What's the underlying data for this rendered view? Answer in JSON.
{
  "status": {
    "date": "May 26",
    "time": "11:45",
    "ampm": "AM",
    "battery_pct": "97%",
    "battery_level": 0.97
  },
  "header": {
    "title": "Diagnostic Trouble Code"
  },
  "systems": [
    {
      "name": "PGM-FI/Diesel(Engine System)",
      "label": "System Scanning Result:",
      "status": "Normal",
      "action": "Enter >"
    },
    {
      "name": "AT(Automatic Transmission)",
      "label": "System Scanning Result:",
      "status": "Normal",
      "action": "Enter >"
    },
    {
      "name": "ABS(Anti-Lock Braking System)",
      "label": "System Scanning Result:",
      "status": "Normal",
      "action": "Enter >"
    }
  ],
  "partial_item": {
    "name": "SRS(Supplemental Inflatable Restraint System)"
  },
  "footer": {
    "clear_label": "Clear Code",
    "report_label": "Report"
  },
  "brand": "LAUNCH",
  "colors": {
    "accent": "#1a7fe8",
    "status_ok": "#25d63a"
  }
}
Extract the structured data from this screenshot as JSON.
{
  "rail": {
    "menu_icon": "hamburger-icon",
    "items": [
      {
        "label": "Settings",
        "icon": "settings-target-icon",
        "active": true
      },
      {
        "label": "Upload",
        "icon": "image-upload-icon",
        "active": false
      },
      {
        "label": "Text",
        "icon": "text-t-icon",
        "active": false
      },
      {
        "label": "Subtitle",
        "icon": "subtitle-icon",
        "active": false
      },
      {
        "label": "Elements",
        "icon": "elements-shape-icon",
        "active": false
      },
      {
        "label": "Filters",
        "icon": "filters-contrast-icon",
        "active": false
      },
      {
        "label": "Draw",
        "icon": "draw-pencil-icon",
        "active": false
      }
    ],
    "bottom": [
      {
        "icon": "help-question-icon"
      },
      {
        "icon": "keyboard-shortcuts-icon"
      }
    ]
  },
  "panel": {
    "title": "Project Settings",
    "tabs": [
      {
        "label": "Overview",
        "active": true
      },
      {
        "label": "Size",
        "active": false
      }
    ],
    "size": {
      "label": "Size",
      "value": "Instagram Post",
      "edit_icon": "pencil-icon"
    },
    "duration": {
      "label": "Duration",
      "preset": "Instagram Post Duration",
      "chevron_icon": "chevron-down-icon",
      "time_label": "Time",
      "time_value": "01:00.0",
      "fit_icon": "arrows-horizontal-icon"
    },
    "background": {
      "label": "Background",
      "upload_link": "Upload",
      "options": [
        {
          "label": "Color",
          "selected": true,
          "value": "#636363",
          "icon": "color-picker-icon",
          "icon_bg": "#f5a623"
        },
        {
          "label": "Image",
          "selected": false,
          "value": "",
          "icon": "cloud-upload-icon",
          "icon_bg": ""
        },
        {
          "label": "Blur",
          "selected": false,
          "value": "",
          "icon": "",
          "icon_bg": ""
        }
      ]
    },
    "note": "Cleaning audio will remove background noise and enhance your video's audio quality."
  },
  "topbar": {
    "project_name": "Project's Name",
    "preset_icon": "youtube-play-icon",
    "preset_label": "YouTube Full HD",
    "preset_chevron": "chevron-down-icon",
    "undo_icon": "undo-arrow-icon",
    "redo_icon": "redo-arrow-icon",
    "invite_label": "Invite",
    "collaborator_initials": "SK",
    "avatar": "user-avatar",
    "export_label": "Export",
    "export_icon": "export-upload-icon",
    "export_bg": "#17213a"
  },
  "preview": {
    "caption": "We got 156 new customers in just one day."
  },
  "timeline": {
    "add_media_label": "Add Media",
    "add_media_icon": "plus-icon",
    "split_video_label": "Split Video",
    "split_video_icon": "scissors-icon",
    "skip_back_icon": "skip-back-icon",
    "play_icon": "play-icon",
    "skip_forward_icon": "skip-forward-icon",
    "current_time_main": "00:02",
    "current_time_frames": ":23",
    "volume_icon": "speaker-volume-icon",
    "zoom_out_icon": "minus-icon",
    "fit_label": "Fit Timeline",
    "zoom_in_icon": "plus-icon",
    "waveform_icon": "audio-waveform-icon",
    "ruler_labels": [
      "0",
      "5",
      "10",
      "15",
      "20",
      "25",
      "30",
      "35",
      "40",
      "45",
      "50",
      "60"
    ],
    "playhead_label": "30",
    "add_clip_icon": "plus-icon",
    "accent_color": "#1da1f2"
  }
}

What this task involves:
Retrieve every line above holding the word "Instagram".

Written answer:
      "value": "Instagram Post",
      "preset": "Instagram Post Duration",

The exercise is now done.